*** Opening Extracted information ***
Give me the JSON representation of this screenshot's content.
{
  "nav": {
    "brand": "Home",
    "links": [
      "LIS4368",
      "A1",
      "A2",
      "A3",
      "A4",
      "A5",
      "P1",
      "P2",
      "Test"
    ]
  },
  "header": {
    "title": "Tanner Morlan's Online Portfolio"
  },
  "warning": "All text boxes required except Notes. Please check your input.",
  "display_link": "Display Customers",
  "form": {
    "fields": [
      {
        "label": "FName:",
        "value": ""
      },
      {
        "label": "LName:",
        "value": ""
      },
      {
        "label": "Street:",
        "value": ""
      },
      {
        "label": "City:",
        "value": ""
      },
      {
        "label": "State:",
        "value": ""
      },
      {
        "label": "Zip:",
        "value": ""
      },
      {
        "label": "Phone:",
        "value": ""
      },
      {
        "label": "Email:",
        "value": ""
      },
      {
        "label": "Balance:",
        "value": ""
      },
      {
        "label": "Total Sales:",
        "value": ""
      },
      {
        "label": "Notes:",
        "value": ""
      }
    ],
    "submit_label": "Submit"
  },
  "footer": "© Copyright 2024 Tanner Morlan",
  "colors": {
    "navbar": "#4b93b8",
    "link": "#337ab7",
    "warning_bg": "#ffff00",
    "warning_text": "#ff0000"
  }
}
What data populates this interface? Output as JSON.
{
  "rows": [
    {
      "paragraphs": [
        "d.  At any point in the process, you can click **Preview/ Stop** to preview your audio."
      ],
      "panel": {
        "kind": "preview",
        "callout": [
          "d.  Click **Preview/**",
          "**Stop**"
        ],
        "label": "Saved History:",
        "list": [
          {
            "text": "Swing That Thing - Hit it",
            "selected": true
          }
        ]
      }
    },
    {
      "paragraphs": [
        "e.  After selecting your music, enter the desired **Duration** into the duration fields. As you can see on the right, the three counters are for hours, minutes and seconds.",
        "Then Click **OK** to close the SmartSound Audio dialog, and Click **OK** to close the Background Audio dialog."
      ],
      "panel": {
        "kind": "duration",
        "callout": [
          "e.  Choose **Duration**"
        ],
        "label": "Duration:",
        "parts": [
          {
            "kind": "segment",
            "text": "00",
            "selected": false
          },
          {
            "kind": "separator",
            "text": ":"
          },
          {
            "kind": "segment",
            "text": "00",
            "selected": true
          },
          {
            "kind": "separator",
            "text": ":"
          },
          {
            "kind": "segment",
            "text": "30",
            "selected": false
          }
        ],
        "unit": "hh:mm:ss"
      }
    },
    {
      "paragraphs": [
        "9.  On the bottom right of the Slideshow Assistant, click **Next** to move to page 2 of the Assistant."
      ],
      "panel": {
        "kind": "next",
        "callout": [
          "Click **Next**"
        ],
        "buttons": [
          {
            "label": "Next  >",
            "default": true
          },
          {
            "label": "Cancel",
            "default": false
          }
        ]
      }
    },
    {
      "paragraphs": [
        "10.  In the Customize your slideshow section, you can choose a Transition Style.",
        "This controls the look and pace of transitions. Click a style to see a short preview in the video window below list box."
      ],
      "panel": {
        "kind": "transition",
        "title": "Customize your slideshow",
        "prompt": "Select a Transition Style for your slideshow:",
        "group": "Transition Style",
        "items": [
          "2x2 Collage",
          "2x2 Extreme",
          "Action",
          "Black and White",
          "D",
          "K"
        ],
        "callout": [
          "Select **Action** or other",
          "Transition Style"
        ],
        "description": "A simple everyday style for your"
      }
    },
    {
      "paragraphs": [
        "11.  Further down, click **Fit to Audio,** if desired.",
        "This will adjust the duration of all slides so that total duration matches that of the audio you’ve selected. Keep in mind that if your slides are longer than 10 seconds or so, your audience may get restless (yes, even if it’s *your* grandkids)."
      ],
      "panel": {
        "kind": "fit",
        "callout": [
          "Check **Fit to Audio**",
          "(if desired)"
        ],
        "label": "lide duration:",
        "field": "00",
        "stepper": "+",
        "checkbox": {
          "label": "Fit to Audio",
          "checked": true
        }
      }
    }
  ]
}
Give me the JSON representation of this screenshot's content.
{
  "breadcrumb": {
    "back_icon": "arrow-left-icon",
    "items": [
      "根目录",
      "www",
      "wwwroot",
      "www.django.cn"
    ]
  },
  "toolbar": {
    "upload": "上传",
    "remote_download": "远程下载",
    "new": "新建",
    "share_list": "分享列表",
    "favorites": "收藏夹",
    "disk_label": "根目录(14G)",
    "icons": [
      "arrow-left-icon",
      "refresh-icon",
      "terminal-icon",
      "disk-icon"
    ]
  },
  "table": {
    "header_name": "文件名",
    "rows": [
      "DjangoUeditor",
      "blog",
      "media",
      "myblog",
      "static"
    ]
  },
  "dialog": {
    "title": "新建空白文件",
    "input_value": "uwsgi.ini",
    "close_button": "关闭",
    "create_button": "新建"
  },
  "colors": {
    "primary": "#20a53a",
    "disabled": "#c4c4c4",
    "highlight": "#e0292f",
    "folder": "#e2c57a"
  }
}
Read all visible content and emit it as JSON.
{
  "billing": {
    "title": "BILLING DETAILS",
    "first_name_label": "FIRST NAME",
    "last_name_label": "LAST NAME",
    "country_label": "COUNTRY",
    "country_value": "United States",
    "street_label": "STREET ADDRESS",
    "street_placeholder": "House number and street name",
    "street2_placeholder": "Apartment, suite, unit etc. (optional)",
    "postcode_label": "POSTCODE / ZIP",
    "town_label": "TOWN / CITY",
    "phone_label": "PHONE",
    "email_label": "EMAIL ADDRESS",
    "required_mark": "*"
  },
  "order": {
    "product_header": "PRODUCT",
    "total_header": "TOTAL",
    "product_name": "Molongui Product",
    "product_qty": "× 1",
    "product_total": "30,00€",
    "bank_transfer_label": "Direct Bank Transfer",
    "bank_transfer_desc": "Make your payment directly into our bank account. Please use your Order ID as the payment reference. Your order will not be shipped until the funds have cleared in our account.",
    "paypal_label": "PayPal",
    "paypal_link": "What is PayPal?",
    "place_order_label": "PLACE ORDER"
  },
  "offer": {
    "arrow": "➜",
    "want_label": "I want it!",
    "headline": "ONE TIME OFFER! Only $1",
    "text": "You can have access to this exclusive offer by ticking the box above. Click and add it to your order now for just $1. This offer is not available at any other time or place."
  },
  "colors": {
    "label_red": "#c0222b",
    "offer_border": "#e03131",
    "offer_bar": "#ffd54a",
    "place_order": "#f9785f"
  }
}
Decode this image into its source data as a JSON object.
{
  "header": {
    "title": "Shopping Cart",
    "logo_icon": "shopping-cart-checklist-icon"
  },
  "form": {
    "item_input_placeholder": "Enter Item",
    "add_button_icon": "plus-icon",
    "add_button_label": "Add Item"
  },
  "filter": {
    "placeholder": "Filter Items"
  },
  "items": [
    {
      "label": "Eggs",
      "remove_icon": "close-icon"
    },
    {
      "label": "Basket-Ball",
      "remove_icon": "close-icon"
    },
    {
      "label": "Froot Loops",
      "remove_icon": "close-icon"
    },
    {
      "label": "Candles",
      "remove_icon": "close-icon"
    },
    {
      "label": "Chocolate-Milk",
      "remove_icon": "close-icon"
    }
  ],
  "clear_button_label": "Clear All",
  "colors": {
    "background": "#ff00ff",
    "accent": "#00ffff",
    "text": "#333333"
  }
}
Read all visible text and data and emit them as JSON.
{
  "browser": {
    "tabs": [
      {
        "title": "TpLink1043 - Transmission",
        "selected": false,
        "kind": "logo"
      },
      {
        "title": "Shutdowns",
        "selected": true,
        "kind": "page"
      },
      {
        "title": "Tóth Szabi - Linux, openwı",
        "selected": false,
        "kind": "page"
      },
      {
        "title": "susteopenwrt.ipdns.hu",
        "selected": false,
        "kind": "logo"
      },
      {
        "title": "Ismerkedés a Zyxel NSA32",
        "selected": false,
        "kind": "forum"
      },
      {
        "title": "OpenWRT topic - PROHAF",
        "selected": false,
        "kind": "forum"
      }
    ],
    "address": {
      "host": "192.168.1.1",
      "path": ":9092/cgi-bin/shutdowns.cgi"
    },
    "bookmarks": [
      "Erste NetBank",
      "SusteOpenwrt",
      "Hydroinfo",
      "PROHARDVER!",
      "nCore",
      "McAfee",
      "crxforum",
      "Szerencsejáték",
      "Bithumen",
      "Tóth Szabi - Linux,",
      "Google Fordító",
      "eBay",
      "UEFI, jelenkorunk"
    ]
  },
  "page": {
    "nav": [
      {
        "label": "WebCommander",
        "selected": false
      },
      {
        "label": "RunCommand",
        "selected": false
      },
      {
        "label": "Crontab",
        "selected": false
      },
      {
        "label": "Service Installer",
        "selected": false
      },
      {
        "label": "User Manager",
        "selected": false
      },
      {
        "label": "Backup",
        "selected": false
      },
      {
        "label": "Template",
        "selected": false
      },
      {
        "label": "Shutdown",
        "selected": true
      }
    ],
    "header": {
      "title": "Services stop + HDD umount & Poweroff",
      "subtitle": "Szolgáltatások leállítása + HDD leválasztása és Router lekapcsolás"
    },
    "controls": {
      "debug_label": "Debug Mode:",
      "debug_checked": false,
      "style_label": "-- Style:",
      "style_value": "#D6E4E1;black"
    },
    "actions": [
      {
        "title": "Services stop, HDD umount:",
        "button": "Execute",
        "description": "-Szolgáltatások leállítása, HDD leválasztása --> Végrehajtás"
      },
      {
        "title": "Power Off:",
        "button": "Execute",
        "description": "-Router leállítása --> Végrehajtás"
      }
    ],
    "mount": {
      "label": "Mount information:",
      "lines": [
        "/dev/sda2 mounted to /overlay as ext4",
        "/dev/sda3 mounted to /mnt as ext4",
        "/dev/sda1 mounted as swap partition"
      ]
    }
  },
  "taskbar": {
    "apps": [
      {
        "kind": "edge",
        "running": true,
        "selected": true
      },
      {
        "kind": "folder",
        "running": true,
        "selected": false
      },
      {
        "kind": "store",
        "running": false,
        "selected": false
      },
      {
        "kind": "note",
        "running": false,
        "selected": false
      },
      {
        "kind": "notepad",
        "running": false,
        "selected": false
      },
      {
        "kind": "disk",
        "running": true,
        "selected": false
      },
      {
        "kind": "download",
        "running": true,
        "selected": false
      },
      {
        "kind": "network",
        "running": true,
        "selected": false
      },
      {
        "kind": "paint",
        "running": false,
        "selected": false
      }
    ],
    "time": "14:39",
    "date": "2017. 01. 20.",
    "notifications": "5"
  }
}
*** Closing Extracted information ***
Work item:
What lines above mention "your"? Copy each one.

Solution for this problem:
  "warning": "All text boxes required except Notes. Please check your input.",
        "d.  At any point in the process, you can click **Preview/ Stop** to preview your audio."
        "e.  After selecting your music, enter the desired **Duration** into the duration fields. As you can see on the right, the three counters are for hours, minutes and seconds.",
        "10.  In the Customize your slideshow section, you can choose a Transition Style.",
        "title": "Customize your slideshow",
        "prompt": "Select a Transition Style for your slideshow:",
        "description": "A simple everyday style for your"
        "This will adjust the duration of all slides so that total duration matches that of the audio you’ve selected. Keep in mind that if your slides are longer than 10 seconds or so, your audience may get restless (yes, even if it’s *your* grandkids)."
    "bank_transfer_desc": "Make your payment directly into our bank account. Please use your Order ID as the payment reference. Your order will not be shipped until the funds have cleared in our account.",
    "text": "You can have access to this exclusive offer by ticking the box above. Click and add it to your order now for just $1. This offer is not available at any other time or place."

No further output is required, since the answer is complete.